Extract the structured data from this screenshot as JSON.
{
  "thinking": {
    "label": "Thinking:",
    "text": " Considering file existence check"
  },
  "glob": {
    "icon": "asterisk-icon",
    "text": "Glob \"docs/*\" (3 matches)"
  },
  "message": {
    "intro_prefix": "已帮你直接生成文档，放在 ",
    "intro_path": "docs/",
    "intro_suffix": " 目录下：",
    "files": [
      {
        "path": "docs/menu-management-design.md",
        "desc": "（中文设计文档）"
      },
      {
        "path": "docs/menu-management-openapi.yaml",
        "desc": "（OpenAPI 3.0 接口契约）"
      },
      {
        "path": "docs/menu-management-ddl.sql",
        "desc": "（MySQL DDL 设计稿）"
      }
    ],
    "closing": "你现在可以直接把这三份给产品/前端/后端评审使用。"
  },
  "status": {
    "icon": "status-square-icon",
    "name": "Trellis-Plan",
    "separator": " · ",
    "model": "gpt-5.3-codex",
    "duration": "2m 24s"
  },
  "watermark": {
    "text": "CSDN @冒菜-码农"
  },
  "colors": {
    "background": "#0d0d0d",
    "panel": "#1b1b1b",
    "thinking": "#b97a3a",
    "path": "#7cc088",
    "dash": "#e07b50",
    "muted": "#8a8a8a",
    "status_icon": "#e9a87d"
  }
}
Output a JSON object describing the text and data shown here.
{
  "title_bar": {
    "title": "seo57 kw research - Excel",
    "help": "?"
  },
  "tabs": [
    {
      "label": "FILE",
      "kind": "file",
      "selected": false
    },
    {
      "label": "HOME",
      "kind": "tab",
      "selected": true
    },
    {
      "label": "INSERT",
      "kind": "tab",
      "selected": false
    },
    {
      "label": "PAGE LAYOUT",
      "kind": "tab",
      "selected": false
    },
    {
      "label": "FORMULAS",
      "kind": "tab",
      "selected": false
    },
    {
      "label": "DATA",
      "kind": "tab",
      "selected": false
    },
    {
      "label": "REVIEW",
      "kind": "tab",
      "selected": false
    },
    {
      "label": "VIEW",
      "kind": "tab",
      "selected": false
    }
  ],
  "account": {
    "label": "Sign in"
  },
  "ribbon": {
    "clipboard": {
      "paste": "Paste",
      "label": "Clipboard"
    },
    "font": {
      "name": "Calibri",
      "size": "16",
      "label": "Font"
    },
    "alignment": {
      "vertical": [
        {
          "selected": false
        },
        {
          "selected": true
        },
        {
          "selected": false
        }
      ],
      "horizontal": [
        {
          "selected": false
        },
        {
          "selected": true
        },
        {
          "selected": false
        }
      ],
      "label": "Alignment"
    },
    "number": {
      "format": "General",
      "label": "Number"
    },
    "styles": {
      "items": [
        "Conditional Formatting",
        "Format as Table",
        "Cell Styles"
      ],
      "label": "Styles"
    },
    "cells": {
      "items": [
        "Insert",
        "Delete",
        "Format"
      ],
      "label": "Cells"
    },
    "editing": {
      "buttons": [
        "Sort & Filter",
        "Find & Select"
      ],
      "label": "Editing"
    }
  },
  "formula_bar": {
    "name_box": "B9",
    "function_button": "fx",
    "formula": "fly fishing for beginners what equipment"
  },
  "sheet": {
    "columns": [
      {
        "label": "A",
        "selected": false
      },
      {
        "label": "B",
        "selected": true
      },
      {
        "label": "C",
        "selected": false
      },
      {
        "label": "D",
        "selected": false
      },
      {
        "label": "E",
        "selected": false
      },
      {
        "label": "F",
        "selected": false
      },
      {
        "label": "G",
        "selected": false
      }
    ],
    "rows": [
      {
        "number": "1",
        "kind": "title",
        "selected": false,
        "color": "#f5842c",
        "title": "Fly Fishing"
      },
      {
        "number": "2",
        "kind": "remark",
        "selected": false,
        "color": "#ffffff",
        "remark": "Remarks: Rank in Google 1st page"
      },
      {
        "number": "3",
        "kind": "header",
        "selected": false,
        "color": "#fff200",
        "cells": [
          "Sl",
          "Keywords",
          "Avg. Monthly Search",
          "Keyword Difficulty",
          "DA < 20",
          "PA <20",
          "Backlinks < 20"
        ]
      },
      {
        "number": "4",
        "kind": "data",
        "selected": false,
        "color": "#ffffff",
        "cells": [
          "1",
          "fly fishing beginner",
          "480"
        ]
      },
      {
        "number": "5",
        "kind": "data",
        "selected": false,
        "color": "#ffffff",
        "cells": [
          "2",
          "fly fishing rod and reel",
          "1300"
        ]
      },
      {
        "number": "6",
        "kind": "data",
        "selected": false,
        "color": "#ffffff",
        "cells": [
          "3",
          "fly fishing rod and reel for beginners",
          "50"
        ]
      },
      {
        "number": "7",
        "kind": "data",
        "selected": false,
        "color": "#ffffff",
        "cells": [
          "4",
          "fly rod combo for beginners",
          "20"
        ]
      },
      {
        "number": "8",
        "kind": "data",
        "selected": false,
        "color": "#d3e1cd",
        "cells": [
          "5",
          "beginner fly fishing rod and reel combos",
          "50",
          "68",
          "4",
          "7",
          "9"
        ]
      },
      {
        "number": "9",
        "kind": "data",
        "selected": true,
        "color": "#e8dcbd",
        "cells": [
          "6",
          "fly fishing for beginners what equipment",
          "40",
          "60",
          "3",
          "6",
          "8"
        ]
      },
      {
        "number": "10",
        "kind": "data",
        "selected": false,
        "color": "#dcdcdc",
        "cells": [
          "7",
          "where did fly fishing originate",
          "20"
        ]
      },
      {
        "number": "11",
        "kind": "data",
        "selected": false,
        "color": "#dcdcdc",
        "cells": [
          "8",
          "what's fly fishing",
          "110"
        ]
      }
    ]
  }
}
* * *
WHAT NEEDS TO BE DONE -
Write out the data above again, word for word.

RESPONSE -
Extract the structured data from this screenshot as JSON.
{
  "thinking": {
    "label": "Thinking:",
    "text": " Considering file existence check"
  },
  "glob": {
    "icon": "asterisk-icon",
    "text": "Glob \"docs/*\" (3 matches)"
  },
  "message": {
    "intro_prefix": "已帮你直接生成文档，放在 ",
    "intro_path": "docs/",
    "intro_suffix": " 目录下：",
    "files": [
      {
        "path": "docs/menu-management-design.md",
        "desc": "（中文设计文档）"
      },
      {
        "path": "docs/menu-management-openapi.yaml",
        "desc": "（OpenAPI 3.0 接口契约）"
      },
      {
        "path": "docs/menu-management-ddl.sql",
        "desc": "（MySQL DDL 设计稿）"
      }
    ],
    "closing": "你现在可以直接把这三份给产品/前端/后端评审使用。"
  },
  "status": {
    "icon": "status-square-icon",
    "name": "Trellis-Plan",
    "separator": " · ",
    "model": "gpt-5.3-codex",
    "duration": "2m 24s"
  },
  "watermark": {
    "text": "CSDN @冒菜-码农"
  },
  "colors": {
    "background": "#0d0d0d",
    "panel": "#1b1b1b",
    "thinking": "#b97a3a",
    "path": "#7cc088",
    "dash": "#e07b50",
    "muted": "#8a8a8a",
    "status_icon": "#e9a87d"
  }
}
Output a JSON object describing the text and data shown here.
{
  "title_bar": {
    "title": "seo57 kw research - Excel",
    "help": "?"
  },
  "tabs": [
    {
      "label": "FILE",
      "kind": "file",
      "selected": false
    },
    {
      "label": "HOME",
      "kind": "tab",
      "selected": true
    },
    {
      "label": "INSERT",
      "kind": "tab",
      "selected": false
    },
    {
      "label": "PAGE LAYOUT",
      "kind": "tab",
      "selected": false
    },
    {
      "label": "FORMULAS",
      "kind": "tab",
      "selected": false
    },
    {
      "label": "DATA",
      "kind": "tab",
      "selected": false
    },
    {
      "label": "REVIEW",
      "kind": "tab",
      "selected": false
    },
    {
      "label": "VIEW",
      "kind": "tab",
      "selected": false
    }
  ],
  "account": {
    "label": "Sign in"
  },
  "ribbon": {
    "clipboard": {
      "paste": "Paste",
      "label": "Clipboard"
    },
    "font": {
      "name": "Calibri",
      "size": "16",
      "label": "Font"
    },
    "alignment": {
      "vertical": [
        {
          "selected": false
        },
        {
          "selected": true
        },
        {
          "selected": false
        }
      ],
      "horizontal": [
        {
          "selected": false
        },
        {
          "selected": true
        },
        {
          "selected": false
        }
      ],
      "label": "Alignment"
    },
    "number": {
      "format": "General",
      "label": "Number"
    },
    "styles": {
      "items": [
        "Conditional Formatting",
        "Format as Table",
        "Cell Styles"
      ],
      "label": "Styles"
    },
    "cells": {
      "items": [
        "Insert",
        "Delete",
        "Format"
      ],
      "label": "Cells"
    },
    "editing": {
      "buttons": [
        "Sort & Filter",
        "Find & Select"
      ],
      "label": "Editing"
    }
  },
  "formula_bar": {
    "name_box": "B9",
    "function_button": "fx",
    "formula": "fly fishing for beginners what equipment"
  },
  "sheet": {
    "columns": [
      {
        "label": "A",
        "selected": false
      },
      {
        "label": "B",
        "selected": true
      },
      {
        "label": "C",
        "selected": false
      },
      {
        "label": "D",
        "selected": false
      },
      {
        "label": "E",
        "selected": false
      },
      {
        "label": "F",
        "selected": false
      },
      {
        "label": "G",
        "selected": false
      }
    ],
    "rows": [
      {
        "number": "1",
        "kind": "title",
        "selected": false,
        "color": "#f5842c",
        "title": "Fly Fishing"
      },
      {
        "number": "2",
        "kind": "remark",
        "selected": false,
        "color": "#ffffff",
        "remark": "Remarks: Rank in Google 1st page"
      },
      {
        "number": "3",
        "kind": "header",
        "selected": false,
        "color": "#fff200",
        "cells": [
          "Sl",
          "Keywords",
          "Avg. Monthly Search",
          "Keyword Difficulty",
          "DA < 20",
          "PA <20",
          "Backlinks < 20"
        ]
      },
      {
        "number": "4",
        "kind": "data",
        "selected": false,
        "color": "#ffffff",
        "cells": [
          "1",
          "fly fishing beginner",
          "480"
        ]
      },
      {
        "number": "5",
        "kind": "data",
        "selected": false,
        "color": "#ffffff",
        "cells": [
          "2",
          "fly fishing rod and reel",
          "1300"
        ]
      },
      {
        "number": "6",
        "kind": "data",
        "selected": false,
        "color": "#ffffff",
        "cells": [
          "3",
          "fly fishing rod and reel for beginners",
          "50"
        ]
      },
      {
        "number": "7",
        "kind": "data",
        "selected": false,
        "color": "#ffffff",
        "cells": [
          "4",
          "fly rod combo for beginners",
          "20"
        ]
      },
      {
        "number": "8",
        "kind": "data",
        "selected": false,
        "color": "#d3e1cd",
        "cells": [
          "5",
          "beginner fly fishing rod and reel combos",
          "50",
          "68",
          "4",
          "7",
          "9"
        ]
      },
      {
        "number": "9",
        "kind": "data",
        "selected": true,
        "color": "#e8dcbd",
        "cells": [
          "6",
          "fly fishing for beginners what equipment",
          "40",
          "60",
          "3",
          "6",
          "8"
        ]
      },
      {
        "number": "10",
        "kind": "data",
        "selected": false,
        "color": "#dcdcdc",
        "cells": [
          "7",
          "where did fly fishing originate",
          "20"
        ]
      },
      {
        "number": "11",
        "kind": "data",
        "selected": false,
        "color": "#dcdcdc",
        "cells": [
          "8",
          "what's fly fishing",
          "110"
        ]
      }
    ]
  }
}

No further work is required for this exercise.